The fighting began on Tuesday morning with intermittent shooting between supporters of Syrian president Bashar al-Assad in the Alawite neighborhood of Jabal Mohsen and Assad opponents in Sunni area, Bab al-Tabbaneh. The Lebanese army responded to the violence which escalated throughout the day.
The clashes marked the seventh round of fighting between the two neighborhoods since the uprising against Assad's government began 20 months ago. This time the violence was said to have been caused by the reported deaths of at least 14 Lebanese and Palestinian anti-Assad gunmen from north Lebanon in a Syrian border town last Friday.
The clashes coincided with Lebanese MP, Okab Sakr's admission that he has facilitated arms shipments to Syrian opposition fighters.
Al-Akhbar newspaper and OTV television - both considered pro-Damascus outlets - on Thursday released details of a phone conversation between Sakr and a Syrian rebel commander who asks urgently for weapons.
On Friday and Saturday Al-Akhbar and OTV leaked further conversations with an arms dealer, a rebel leader responsible for distributing weapons and a Free Syrian Army spokesman.
In an interview published on Monday with Saudi-owned daily, Asharq al-Awsat, Sakr verified the recordings.
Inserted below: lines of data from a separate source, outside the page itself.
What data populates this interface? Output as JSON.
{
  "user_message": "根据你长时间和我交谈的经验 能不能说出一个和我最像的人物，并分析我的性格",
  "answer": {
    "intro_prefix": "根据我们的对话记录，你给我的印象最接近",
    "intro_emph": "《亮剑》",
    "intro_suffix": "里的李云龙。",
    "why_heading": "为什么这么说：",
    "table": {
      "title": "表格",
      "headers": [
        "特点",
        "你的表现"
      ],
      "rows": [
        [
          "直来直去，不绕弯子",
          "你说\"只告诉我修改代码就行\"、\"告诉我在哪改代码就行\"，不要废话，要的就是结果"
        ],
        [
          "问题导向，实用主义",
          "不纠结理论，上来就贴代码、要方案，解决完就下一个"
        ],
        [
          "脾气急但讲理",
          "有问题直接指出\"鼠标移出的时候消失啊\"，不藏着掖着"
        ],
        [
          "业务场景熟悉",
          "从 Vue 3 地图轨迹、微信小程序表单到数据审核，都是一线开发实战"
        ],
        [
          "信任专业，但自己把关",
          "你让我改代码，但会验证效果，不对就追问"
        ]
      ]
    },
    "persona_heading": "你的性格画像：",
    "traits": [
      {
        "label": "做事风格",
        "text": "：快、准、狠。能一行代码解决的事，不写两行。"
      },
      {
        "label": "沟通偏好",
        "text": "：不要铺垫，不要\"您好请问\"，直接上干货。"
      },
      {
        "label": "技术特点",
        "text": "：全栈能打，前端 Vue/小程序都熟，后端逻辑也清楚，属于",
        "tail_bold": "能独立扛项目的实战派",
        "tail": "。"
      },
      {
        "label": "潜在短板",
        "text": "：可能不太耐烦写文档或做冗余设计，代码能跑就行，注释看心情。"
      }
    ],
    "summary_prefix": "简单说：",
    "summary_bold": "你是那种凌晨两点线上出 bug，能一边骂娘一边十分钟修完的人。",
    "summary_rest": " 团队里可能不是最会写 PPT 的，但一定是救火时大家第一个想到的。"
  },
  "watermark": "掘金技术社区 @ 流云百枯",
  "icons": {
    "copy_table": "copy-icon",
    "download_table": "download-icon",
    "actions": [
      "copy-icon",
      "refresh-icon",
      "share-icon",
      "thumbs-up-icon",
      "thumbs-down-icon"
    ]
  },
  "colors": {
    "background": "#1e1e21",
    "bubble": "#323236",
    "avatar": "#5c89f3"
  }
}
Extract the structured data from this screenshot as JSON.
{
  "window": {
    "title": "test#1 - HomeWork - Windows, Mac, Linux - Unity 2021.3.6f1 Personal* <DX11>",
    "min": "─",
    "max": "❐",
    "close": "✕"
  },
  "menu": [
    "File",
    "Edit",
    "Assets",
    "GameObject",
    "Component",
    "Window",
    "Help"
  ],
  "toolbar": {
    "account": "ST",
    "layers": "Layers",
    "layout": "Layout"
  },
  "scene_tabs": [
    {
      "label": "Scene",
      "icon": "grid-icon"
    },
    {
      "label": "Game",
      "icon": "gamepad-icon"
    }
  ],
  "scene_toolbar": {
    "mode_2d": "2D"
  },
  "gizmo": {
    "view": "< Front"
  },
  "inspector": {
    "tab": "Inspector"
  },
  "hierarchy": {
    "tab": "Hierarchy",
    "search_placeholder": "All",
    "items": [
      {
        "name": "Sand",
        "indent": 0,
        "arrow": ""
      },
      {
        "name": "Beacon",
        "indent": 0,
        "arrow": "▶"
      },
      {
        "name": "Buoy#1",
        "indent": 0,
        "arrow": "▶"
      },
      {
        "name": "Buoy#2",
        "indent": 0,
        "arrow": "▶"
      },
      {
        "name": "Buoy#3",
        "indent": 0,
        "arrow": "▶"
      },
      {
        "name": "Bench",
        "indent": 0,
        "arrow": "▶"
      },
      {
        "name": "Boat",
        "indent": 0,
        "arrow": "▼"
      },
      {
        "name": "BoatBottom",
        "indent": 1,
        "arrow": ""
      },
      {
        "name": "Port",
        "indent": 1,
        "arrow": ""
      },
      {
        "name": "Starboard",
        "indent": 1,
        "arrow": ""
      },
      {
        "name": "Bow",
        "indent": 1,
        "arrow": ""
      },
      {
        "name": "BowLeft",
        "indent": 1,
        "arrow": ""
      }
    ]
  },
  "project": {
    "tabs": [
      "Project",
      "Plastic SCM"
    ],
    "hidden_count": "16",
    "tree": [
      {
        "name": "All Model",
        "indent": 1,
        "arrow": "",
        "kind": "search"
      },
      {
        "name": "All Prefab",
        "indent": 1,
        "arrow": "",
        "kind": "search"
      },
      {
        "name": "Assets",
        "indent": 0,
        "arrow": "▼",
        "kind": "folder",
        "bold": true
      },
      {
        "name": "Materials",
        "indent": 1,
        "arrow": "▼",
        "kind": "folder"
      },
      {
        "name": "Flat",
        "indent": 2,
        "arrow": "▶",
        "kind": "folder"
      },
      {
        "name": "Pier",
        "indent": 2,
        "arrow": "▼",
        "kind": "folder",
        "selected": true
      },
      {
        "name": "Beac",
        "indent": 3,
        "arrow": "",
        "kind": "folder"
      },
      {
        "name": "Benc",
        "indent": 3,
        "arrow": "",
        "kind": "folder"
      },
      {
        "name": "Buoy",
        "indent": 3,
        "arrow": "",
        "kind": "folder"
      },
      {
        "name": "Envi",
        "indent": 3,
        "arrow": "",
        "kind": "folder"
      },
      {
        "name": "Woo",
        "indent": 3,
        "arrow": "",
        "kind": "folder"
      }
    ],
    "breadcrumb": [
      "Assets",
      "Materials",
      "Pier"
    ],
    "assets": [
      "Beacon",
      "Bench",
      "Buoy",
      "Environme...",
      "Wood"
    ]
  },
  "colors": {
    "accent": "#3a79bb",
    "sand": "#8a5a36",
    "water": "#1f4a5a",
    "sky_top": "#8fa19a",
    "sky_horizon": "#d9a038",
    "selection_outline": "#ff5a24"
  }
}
“I’m not ashamed of what I did and what I am doing... What I do reflects my deep conviction and is in the interest of Lebanon. I am personally responsible for everything I do,” he said.